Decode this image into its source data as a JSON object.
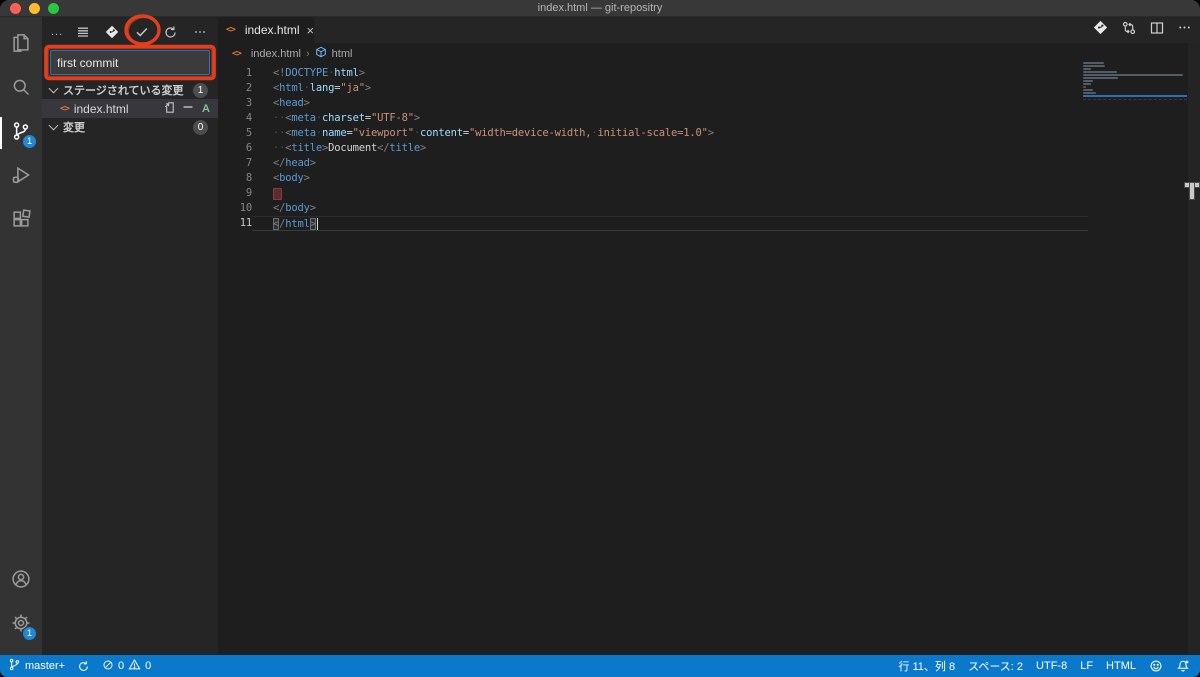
{
  "window": {
    "title": "index.html — git-repositry"
  },
  "activity_bar": {
    "items": [
      {
        "name": "explorer"
      },
      {
        "name": "search"
      },
      {
        "name": "source-control",
        "badge": "1",
        "active": true
      },
      {
        "name": "run-and-debug"
      },
      {
        "name": "extensions"
      }
    ],
    "bottom_items": [
      {
        "name": "accounts"
      },
      {
        "name": "manage-settings",
        "badge": "1"
      }
    ]
  },
  "scm": {
    "toolbar": {
      "title_overflow": "...",
      "icons": [
        "view-and-sort",
        "git-graph",
        "commit",
        "refresh",
        "more-actions"
      ]
    },
    "commit_input": {
      "value": "first commit"
    },
    "staged_section": {
      "label": "ステージされている変更",
      "badge": "1"
    },
    "staged_item": {
      "file": "index.html",
      "status": "A",
      "actions": [
        "open-file",
        "unstage-changes"
      ]
    },
    "changes_section": {
      "label": "変更",
      "badge": "0"
    }
  },
  "editor": {
    "tab": {
      "label": "index.html",
      "close": "×"
    },
    "breadcrumb": {
      "file": "index.html",
      "separator": "›",
      "symbol": "html"
    },
    "action_icons": [
      "git-commit",
      "open-changes",
      "split-editor",
      "more-actions"
    ],
    "code": {
      "lines": [
        {
          "num": "1",
          "tokens": [
            [
              "<!",
              "p"
            ],
            [
              "DOCTYPE",
              "tag"
            ],
            [
              " ",
              "sp"
            ],
            [
              "html",
              "attr"
            ],
            [
              ">",
              "p"
            ]
          ]
        },
        {
          "num": "2",
          "tokens": [
            [
              "<",
              "p"
            ],
            [
              "html",
              "tag"
            ],
            [
              " ",
              "sp"
            ],
            [
              "lang",
              "attr"
            ],
            [
              "=",
              "eq"
            ],
            [
              "\"ja\"",
              "str"
            ],
            [
              ">",
              "p"
            ]
          ]
        },
        {
          "num": "3",
          "tokens": [
            [
              "<",
              "p"
            ],
            [
              "head",
              "tag"
            ],
            [
              ">",
              "p"
            ]
          ]
        },
        {
          "num": "4",
          "tokens": [
            [
              "  ",
              "sp"
            ],
            [
              "<",
              "p"
            ],
            [
              "meta",
              "tag"
            ],
            [
              " ",
              "sp"
            ],
            [
              "charset",
              "attr"
            ],
            [
              "=",
              "eq"
            ],
            [
              "\"UTF-8\"",
              "str"
            ],
            [
              ">",
              "p"
            ]
          ]
        },
        {
          "num": "5",
          "tokens": [
            [
              "  ",
              "sp"
            ],
            [
              "<",
              "p"
            ],
            [
              "meta",
              "tag"
            ],
            [
              " ",
              "sp"
            ],
            [
              "name",
              "attr"
            ],
            [
              "=",
              "eq"
            ],
            [
              "\"viewport\"",
              "str"
            ],
            [
              " ",
              "sp"
            ],
            [
              "content",
              "attr"
            ],
            [
              "=",
              "eq"
            ],
            [
              "\"width=device-width, initial-scale=1.0\"",
              "str"
            ],
            [
              ">",
              "p"
            ]
          ]
        },
        {
          "num": "6",
          "tokens": [
            [
              "  ",
              "sp"
            ],
            [
              "<",
              "p"
            ],
            [
              "title",
              "tag"
            ],
            [
              ">",
              "p"
            ],
            [
              "Document",
              "txt"
            ],
            [
              "</",
              "p"
            ],
            [
              "title",
              "tag"
            ],
            [
              ">",
              "p"
            ]
          ]
        },
        {
          "num": "7",
          "tokens": [
            [
              "</",
              "p"
            ],
            [
              "head",
              "tag"
            ],
            [
              ">",
              "p"
            ]
          ]
        },
        {
          "num": "8",
          "tokens": [
            [
              "<",
              "p"
            ],
            [
              "body",
              "tag"
            ],
            [
              ">",
              "p"
            ]
          ]
        },
        {
          "num": "9",
          "tokens": [
            [
              "",
              "tws"
            ]
          ]
        },
        {
          "num": "10",
          "tokens": [
            [
              "</",
              "p"
            ],
            [
              "body",
              "tag"
            ],
            [
              ">",
              "p"
            ]
          ]
        },
        {
          "num": "11",
          "tokens": [
            [
              "<",
              "pbm"
            ],
            [
              "/",
              "p"
            ],
            [
              "html",
              "tag"
            ],
            [
              ">",
              "pbm"
            ],
            [
              "",
              "caret"
            ]
          ],
          "current": true
        }
      ]
    }
  },
  "status_bar": {
    "branch": "master+",
    "errors": "0",
    "warnings": "0",
    "line_col": "行 11、列 8",
    "indent": "スペース: 2",
    "encoding": "UTF-8",
    "eol": "LF",
    "language": "HTML"
  },
  "colors": {
    "accent": "#007acc",
    "annotation_red": "#e2401d",
    "added_green": "#73c991",
    "html_icon_orange": "#e37933",
    "badge_bg": "#4d4d4d"
  }
}
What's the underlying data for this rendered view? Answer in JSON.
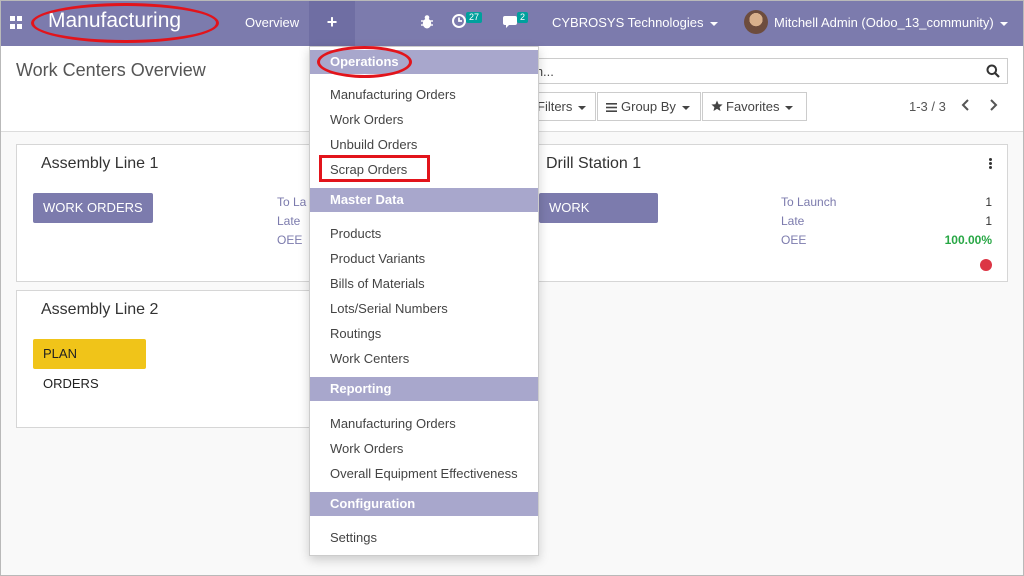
{
  "navbar": {
    "app_title": "Manufacturing",
    "overview_label": "Overview",
    "plus_label": "+",
    "activity_count": "27",
    "message_count": "2",
    "company": "CYBROSYS Technologies",
    "user": "Mitchell Admin (Odoo_13_community)"
  },
  "control_panel": {
    "title": "Work Centers Overview",
    "search_value": "rch...",
    "filters_label": "Filters",
    "groupby_label": "Group By",
    "favorites_label": "Favorites",
    "pager": "1-3 / 3"
  },
  "cards": {
    "assembly_line_1": {
      "title": "Assembly Line 1",
      "button": "WORK ORDERS",
      "labels": [
        "To La",
        "Late",
        "OEE"
      ]
    },
    "drill_station_1": {
      "title": "Drill Station 1",
      "button": "WORK ORDERS",
      "stats": [
        {
          "label": "To Launch",
          "value": "1"
        },
        {
          "label": "Late",
          "value": "1"
        },
        {
          "label": "OEE",
          "value": "100.00%"
        }
      ]
    },
    "assembly_line_2": {
      "title": "Assembly Line 2",
      "button": "PLAN ORDERS"
    }
  },
  "dropdown": {
    "operations_header": "Operations",
    "operations": [
      "Manufacturing Orders",
      "Work Orders",
      "Unbuild Orders",
      "Scrap Orders"
    ],
    "master_data_header": "Master Data",
    "master_data": [
      "Products",
      "Product Variants",
      "Bills of Materials",
      "Lots/Serial Numbers",
      "Routings",
      "Work Centers"
    ],
    "reporting_header": "Reporting",
    "reporting": [
      "Manufacturing Orders",
      "Work Orders",
      "Overall Equipment Effectiveness"
    ],
    "configuration_header": "Configuration",
    "configuration": [
      "Settings"
    ]
  },
  "colors": {
    "navbar": "#7c7bad",
    "menu_header": "#a8a7cc",
    "highlight": "#e2141b",
    "plan_orders": "#f0c419",
    "oee_green": "#28a745"
  },
  "icons": {
    "apps": "apps-grid-icon",
    "bug": "bug-icon",
    "activity": "clock-icon",
    "chat": "chat-icon",
    "search": "search-icon",
    "star": "star-icon",
    "groupby": "list-icon"
  }
}
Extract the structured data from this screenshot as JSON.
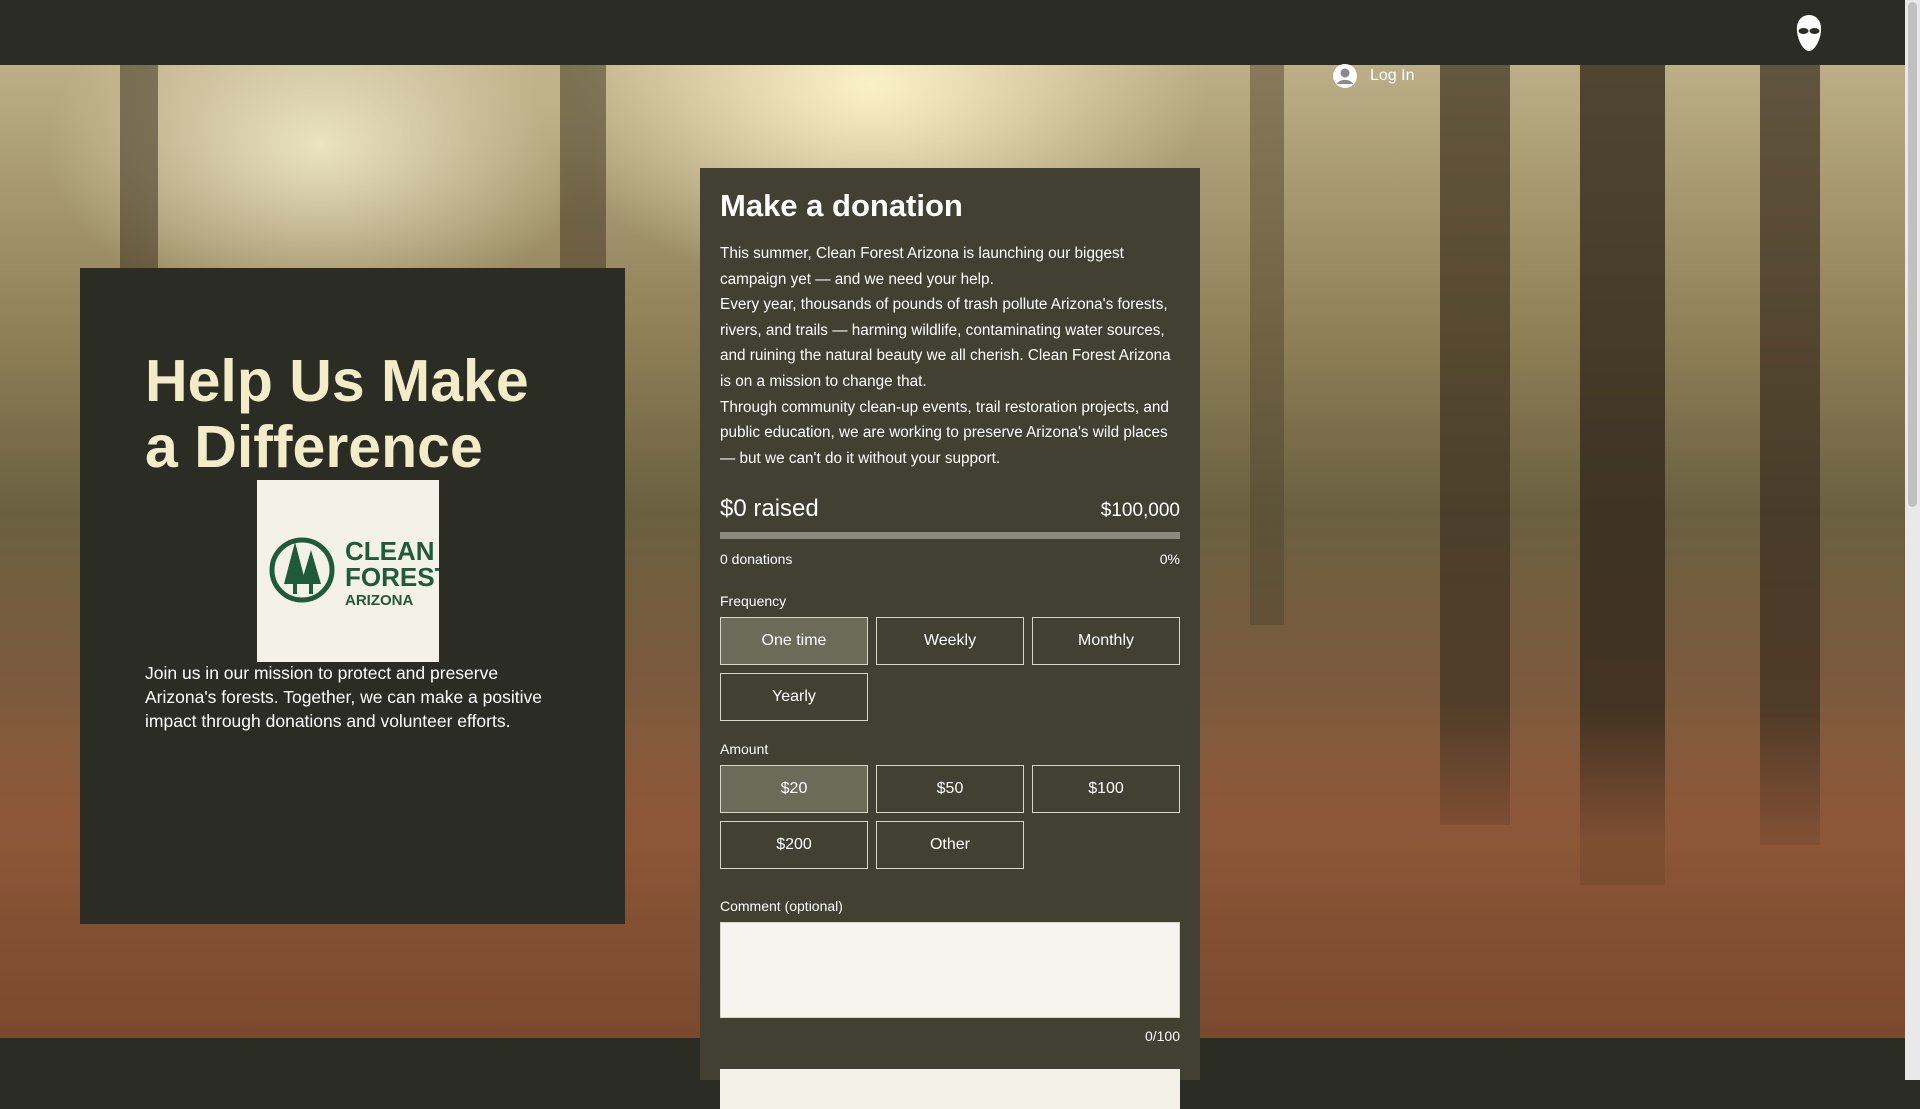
{
  "header": {
    "login_label": "Log In"
  },
  "hero": {
    "title": "Help Us Make a Difference",
    "logo": {
      "line1": "CLEAN",
      "line2": "FOREST",
      "line3": "ARIZONA",
      "color": "#1f5b3a"
    },
    "text": "Join us in our mission to protect and preserve Arizona's forests. Together, we can make a positive impact through donations and volunteer efforts."
  },
  "donation": {
    "title": "Make a donation",
    "description": [
      "This summer, Clean Forest Arizona is launching our biggest campaign yet — and we need your help.",
      "Every year, thousands of pounds of trash pollute Arizona's forests, rivers, and trails — harming wildlife, contaminating water sources, and ruining the natural beauty we all cherish. Clean Forest Arizona is on a mission to change that.",
      "Through community clean-up events, trail restoration projects, and public education, we are working to preserve Arizona's wild places — but we can't do it without your support."
    ],
    "raised": "$0 raised",
    "goal": "$100,000",
    "progress_fraction": 0,
    "donations_count": "0 donations",
    "percent": "0%",
    "frequency_label": "Frequency",
    "frequency_options": [
      "One time",
      "Weekly",
      "Monthly",
      "Yearly"
    ],
    "frequency_selected": "One time",
    "amount_label": "Amount",
    "amount_options": [
      "$20",
      "$50",
      "$100",
      "$200",
      "Other"
    ],
    "amount_selected": "$20",
    "comment_label": "Comment (optional)",
    "comment_value": "",
    "comment_counter": "0/100"
  },
  "colors": {
    "panel": "#2b2c24",
    "card": "#414033",
    "accent": "#f2ecc9"
  }
}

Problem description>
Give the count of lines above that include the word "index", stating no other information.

Exercise solution>
4